Lines in the listing below containing the string "JSON" are to be identified and copied.
Top of Data to use
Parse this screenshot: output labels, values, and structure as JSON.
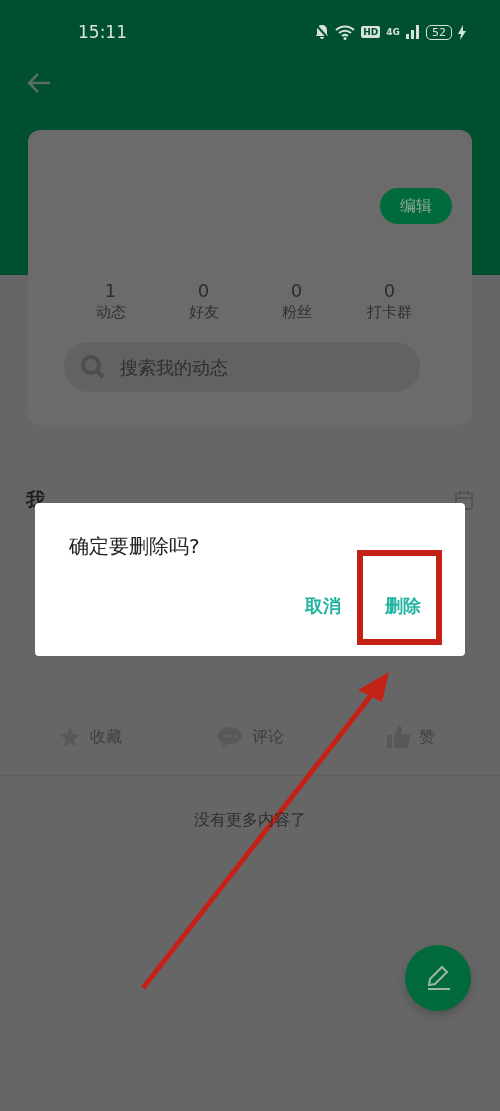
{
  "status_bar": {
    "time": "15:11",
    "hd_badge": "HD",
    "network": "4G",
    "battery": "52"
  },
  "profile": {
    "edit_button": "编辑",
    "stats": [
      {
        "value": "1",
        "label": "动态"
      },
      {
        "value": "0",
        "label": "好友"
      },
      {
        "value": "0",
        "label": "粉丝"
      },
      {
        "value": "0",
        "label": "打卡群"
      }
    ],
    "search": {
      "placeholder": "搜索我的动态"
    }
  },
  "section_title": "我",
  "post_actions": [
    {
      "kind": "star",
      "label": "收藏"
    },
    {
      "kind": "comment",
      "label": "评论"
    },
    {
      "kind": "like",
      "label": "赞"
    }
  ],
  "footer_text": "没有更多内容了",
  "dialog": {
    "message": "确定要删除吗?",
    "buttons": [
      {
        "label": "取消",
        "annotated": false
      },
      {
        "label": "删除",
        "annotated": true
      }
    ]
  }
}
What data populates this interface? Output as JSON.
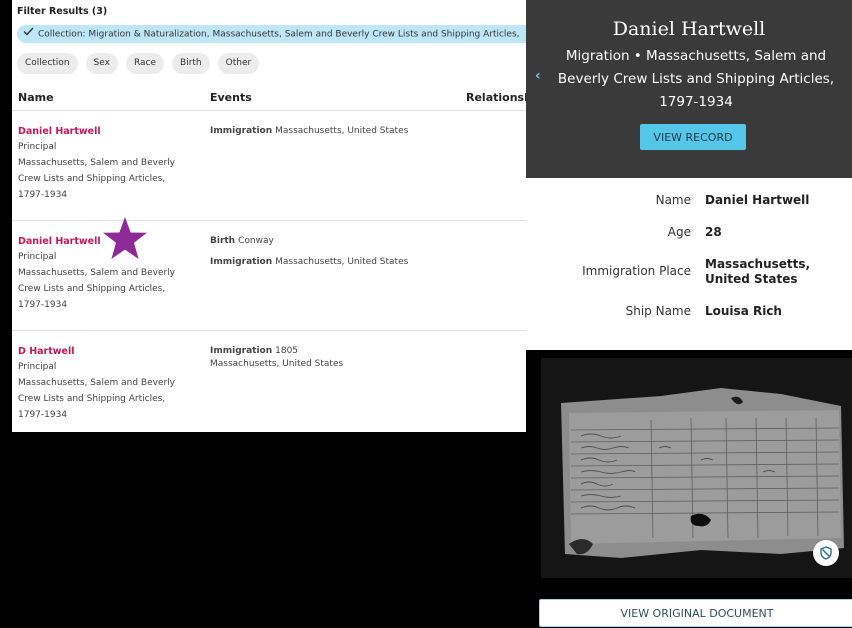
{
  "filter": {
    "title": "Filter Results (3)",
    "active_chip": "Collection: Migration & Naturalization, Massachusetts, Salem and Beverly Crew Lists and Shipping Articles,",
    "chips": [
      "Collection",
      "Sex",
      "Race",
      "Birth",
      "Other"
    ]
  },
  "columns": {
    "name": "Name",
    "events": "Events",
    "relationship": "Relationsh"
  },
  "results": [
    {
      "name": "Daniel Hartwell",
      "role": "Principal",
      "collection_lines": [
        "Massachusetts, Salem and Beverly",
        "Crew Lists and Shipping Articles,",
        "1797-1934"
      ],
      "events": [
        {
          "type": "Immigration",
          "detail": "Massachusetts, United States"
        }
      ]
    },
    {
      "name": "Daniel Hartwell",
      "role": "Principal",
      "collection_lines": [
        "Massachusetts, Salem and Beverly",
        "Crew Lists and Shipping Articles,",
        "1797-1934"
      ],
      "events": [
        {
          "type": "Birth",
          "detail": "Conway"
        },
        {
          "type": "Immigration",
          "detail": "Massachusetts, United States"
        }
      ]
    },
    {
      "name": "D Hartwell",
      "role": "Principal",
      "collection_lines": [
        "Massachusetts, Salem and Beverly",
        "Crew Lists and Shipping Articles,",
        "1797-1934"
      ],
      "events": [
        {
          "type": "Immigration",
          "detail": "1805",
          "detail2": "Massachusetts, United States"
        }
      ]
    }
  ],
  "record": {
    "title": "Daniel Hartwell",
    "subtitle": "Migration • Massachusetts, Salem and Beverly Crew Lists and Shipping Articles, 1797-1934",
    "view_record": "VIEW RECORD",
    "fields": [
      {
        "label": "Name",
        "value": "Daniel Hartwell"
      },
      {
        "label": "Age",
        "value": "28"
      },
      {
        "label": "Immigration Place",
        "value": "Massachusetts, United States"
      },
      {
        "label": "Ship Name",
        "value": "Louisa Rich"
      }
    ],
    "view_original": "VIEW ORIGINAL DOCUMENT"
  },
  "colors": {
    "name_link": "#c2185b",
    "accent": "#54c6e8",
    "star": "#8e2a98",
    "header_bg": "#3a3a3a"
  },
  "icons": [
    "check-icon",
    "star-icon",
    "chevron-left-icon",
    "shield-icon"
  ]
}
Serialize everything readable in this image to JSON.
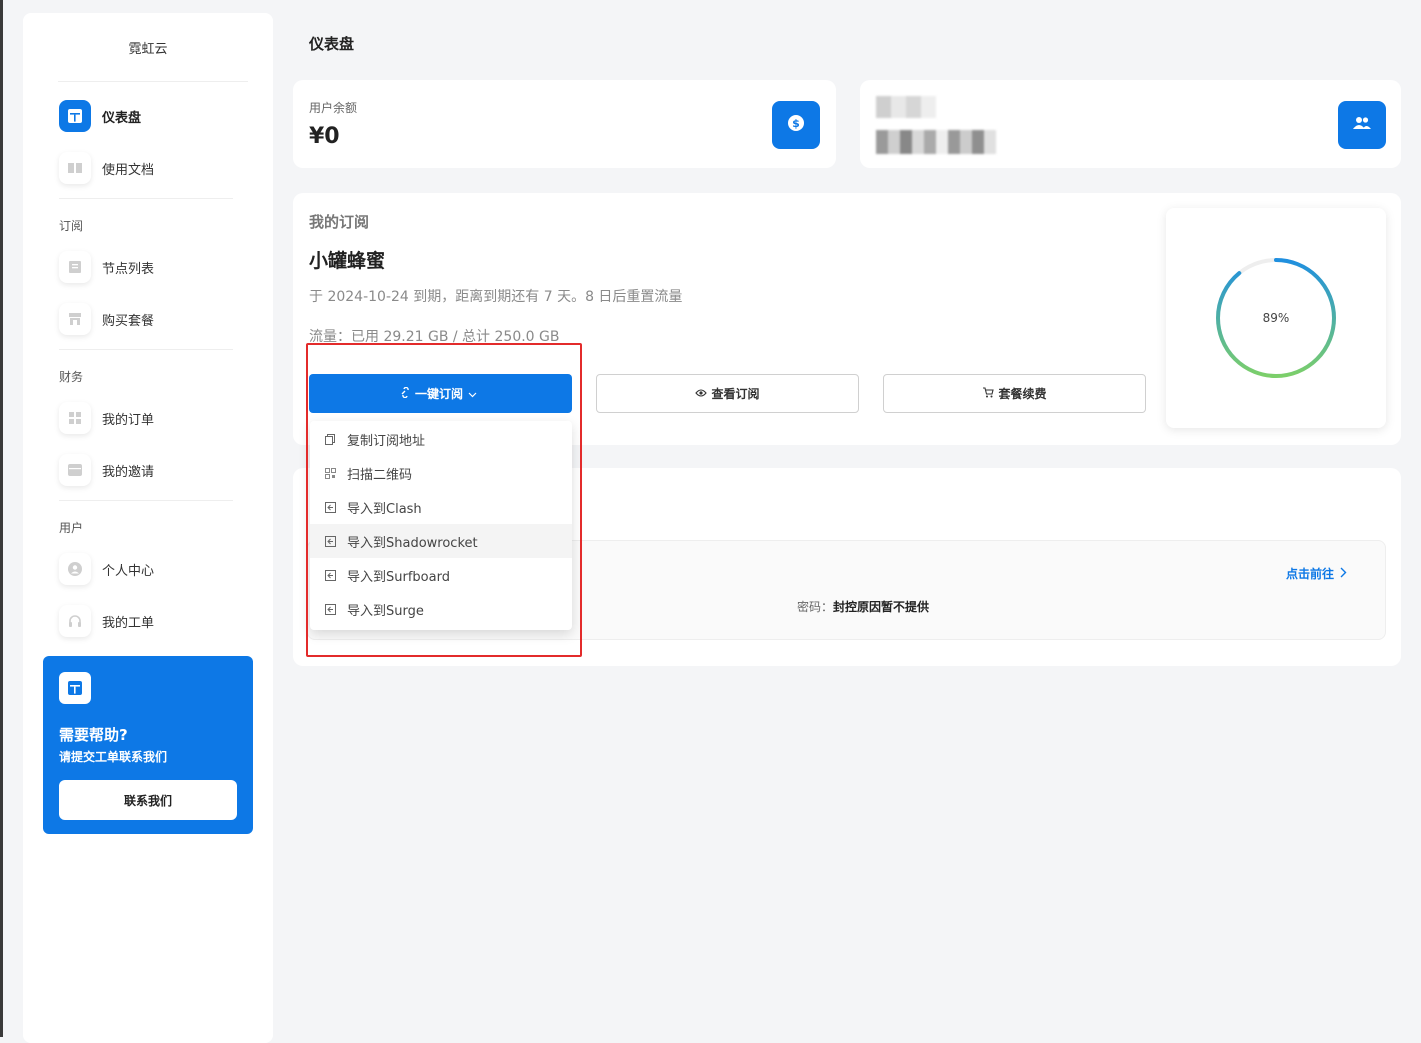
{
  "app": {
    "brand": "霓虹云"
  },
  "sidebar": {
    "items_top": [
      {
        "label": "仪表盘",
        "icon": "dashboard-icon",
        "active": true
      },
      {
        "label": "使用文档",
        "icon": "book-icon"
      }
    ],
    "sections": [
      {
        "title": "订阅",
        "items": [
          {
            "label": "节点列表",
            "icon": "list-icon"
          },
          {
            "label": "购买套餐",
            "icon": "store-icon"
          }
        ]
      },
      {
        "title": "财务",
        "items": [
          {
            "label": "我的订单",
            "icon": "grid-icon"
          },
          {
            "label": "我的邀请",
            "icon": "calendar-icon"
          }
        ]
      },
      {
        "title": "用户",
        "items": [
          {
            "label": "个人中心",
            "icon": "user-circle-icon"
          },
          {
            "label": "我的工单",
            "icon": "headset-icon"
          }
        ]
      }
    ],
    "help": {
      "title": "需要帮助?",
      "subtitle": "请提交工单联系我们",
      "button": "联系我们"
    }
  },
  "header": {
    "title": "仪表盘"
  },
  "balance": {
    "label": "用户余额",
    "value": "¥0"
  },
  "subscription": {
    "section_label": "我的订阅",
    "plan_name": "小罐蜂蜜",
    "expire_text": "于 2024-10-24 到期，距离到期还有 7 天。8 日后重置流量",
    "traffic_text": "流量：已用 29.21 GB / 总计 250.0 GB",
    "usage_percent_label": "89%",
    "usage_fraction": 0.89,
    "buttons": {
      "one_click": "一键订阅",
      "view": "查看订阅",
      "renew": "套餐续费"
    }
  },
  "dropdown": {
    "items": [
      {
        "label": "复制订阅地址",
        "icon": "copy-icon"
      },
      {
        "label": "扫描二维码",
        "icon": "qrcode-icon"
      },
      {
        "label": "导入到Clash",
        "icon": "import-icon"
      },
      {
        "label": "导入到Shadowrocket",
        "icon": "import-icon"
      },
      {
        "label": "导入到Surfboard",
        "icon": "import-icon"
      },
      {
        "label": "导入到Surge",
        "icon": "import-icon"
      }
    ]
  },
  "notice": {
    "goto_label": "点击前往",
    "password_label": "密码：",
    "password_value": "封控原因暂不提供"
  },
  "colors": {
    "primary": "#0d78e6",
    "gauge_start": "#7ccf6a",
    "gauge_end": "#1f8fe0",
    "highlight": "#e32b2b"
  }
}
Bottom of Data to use
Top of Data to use
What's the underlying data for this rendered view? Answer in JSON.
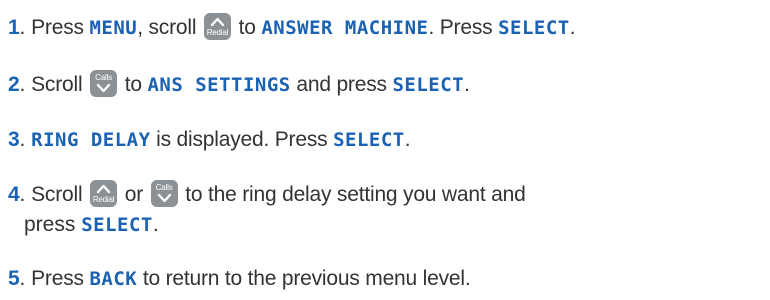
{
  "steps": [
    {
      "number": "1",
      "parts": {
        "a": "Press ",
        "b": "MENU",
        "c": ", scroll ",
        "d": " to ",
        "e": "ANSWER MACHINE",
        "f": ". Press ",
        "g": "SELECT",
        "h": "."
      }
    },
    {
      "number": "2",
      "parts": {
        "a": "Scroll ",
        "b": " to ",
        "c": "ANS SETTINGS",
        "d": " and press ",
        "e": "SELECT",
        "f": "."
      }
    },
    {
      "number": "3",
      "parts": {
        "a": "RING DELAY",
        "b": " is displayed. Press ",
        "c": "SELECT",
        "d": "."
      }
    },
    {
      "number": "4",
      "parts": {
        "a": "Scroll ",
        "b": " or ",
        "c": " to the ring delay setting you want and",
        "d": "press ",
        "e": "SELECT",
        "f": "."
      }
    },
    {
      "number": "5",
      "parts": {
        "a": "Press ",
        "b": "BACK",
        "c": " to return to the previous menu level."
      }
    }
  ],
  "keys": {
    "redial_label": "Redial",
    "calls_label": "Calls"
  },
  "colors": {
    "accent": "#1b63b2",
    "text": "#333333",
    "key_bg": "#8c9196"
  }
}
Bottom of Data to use
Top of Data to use
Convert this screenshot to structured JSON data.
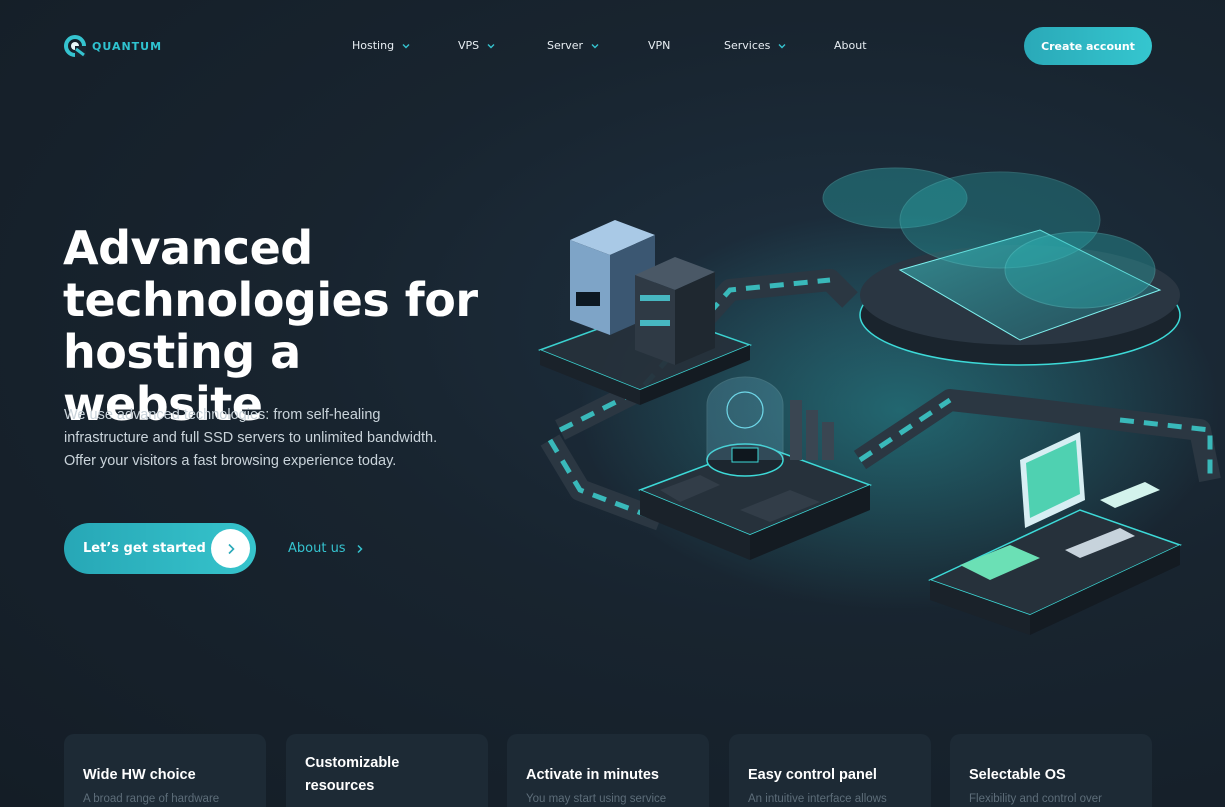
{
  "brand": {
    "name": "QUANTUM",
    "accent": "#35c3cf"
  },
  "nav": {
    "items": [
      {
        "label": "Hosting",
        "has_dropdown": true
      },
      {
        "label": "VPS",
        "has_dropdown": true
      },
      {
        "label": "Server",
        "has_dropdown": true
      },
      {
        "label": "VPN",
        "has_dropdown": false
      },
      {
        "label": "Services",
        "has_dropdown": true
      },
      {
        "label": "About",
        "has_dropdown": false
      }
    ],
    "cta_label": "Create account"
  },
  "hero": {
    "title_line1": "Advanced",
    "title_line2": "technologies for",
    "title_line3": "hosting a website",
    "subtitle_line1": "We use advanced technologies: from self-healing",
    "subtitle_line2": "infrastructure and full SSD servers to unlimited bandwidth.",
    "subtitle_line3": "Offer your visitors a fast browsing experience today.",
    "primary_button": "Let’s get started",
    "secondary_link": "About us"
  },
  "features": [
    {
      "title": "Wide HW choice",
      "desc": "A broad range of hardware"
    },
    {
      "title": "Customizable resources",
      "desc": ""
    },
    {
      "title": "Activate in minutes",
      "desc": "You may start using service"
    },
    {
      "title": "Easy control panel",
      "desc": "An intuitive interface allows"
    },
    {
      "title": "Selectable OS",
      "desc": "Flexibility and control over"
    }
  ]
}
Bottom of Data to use
_Solution_.
Parse this screenshot: output labels, values, and structure as JSON.
What data populates this interface? Output as JSON.
Serialize everything readable in this image to JSON.
What's the underlying data for this rendered view? Answer in JSON.
Convert this screenshot to structured JSON data.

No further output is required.